>Ethymology

>feisty

1896, Amer.Eng. from feistsmall dog,” from fice, fist Amer.Eng. 1805 “small dog,” short for fysting curre “stinking cur,” attested from 1529, from M.E. fysten, fisten “break wind” (1440), related to O.E. fisting “stink.” The 1811 slang dictionary defines fice as “a small windy escape backwards, more obvious to the nose than ears; frequently by old ladies charged on their lap-dogs.” Cf. also Dan. fise “to blow, to fart,” and obs. Eng. askefise, lit. “fire-blower, ash-blower,” from an unrecorded O.N. source, used in M.E. for a kind of bellows, but orig. “a term of reproach among northern nations for an unwarlike fellow who stayed at home in the chimney corner” [O.E.D.]

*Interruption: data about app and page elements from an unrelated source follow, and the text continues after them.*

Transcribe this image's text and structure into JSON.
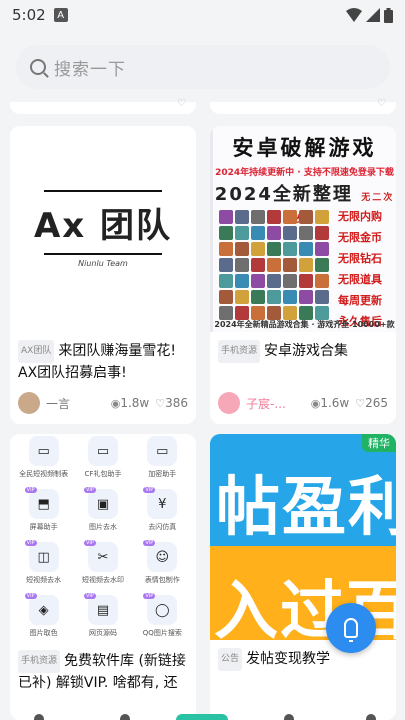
{
  "status_bar": {
    "time": "5:02",
    "notif": "A"
  },
  "search": {
    "placeholder": "搜索一下"
  },
  "cards": [
    {
      "thumb": {
        "title": "Ax 团队",
        "subtitle": "Niunlu Team"
      },
      "category": "AX团队",
      "title": "来团队赚海量雪花! AX团队招募启事!",
      "author": "一言",
      "views": "1.8w",
      "likes": "386"
    },
    {
      "thumb": {
        "title": "安卓破解游戏",
        "banner": "2024年持续更新中 · 支持不限速免登录下载",
        "big": "2024全新整理",
        "free": "无二次收费",
        "features": [
          "无限内购",
          "无限金币",
          "无限钻石",
          "无限道具",
          "每周更新",
          "永久售后"
        ],
        "footer": "2024年全新精品游戏合集 · 游戏齐全 10000+款"
      },
      "category": "手机资源",
      "title": "安卓游戏合集",
      "author": "子宸-...",
      "views": "1.6w",
      "likes": "265"
    },
    {
      "thumb": {
        "tools": [
          {
            "label": "全民短视频制表",
            "vip": false
          },
          {
            "label": "CF礼包助手",
            "vip": false
          },
          {
            "label": "加密助手",
            "vip": false
          },
          {
            "label": "屏幕助手",
            "vip": true
          },
          {
            "label": "图片去水",
            "vip": true
          },
          {
            "label": "去闪仿真",
            "vip": true
          },
          {
            "label": "短视频去水",
            "vip": true
          },
          {
            "label": "短视频去水印",
            "vip": true
          },
          {
            "label": "表情包制作",
            "vip": true
          },
          {
            "label": "图片取色",
            "vip": true
          },
          {
            "label": "网页源码",
            "vip": true
          },
          {
            "label": "QQ图片搜索",
            "vip": true
          }
        ]
      },
      "category": "手机资源",
      "title": "免费软件库 (新链接已补) 解锁VIP. 啥都有, 还能自行在",
      "author": "",
      "views": "",
      "likes": ""
    },
    {
      "thumb": {
        "badge": "精华",
        "text1": "帖盈利",
        "text2": "入过百"
      },
      "category": "公告",
      "title": "发帖变现教学",
      "author": "",
      "views": "",
      "likes": ""
    }
  ]
}
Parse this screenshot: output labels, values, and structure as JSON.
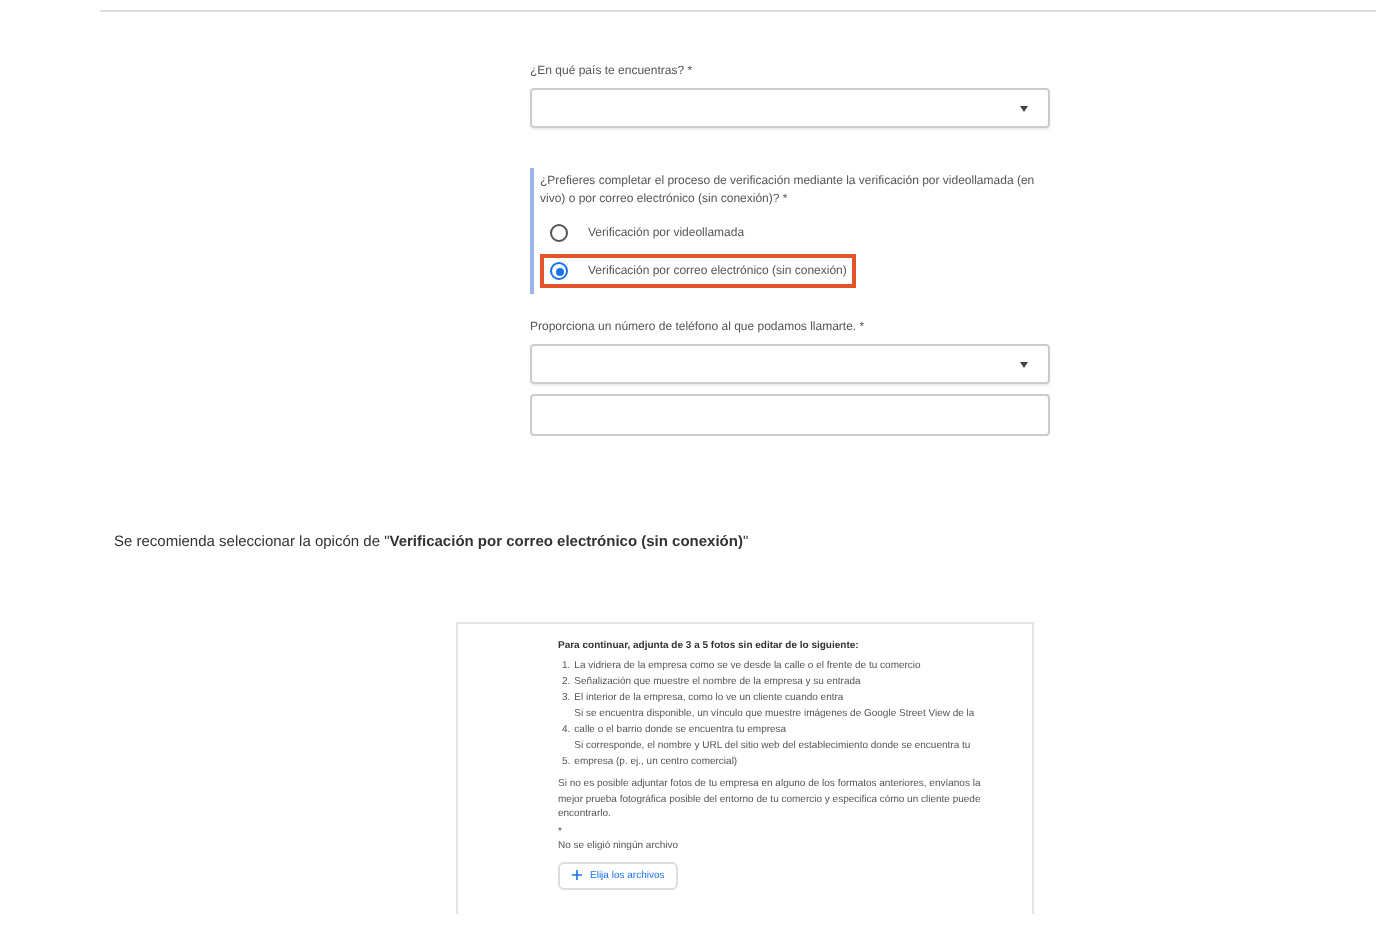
{
  "form": {
    "country": {
      "label": "¿En qué país te encuentras? *"
    },
    "verification": {
      "question": "¿Prefieres completar el proceso de verificación mediante la verificación por videollamada (en vivo) o por correo electrónico (sin conexión)? *",
      "options": [
        {
          "label": "Verificación por videollamada",
          "selected": false
        },
        {
          "label": "Verificación por correo electrónico (sin conexión)",
          "selected": true
        }
      ]
    },
    "phone": {
      "label": "Proporciona un número de teléfono al que podamos llamarte. *"
    }
  },
  "recommendation": "Se recomienda seleccionar la opicón de \"**Verificación por correo electrónico (sin conexión)**\"",
  "upload": {
    "heading": "Para continuar, adjunta de 3 a 5 fotos sin editar de lo siguiente:",
    "items": [
      {
        "number": "1.",
        "text": "La vidriera de la empresa como se ve desde la calle o el frente de tu comercio"
      },
      {
        "number": "2.",
        "text": "Señalización que muestre el nombre de la empresa y su entrada"
      },
      {
        "number": "3.",
        "text": "El interior de la empresa, como lo ve un cliente cuando entra"
      },
      {
        "number": "4.",
        "text": "Si se encuentra disponible, un vínculo que muestre imágenes de Google Street View de la calle o el barrio donde se encuentra tu empresa"
      },
      {
        "number": "5.",
        "text": "Si corresponde, el nombre y URL del sitio web del establecimiento donde se encuentra tu empresa (p. ej., un centro comercial)"
      }
    ],
    "note": "Si no es posible adjuntar fotos de tu empresa en alguno de los formatos anteriores, envíanos la mejor prueba fotográfica posible del entorno de tu comercio y especifica cómo un cliente puede encontrarlo.",
    "required_mark": "*",
    "no_file": "No se eligió ningún archivo",
    "button": "Elija los archivos"
  }
}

From http://dictionary.reference.com/browse/feisty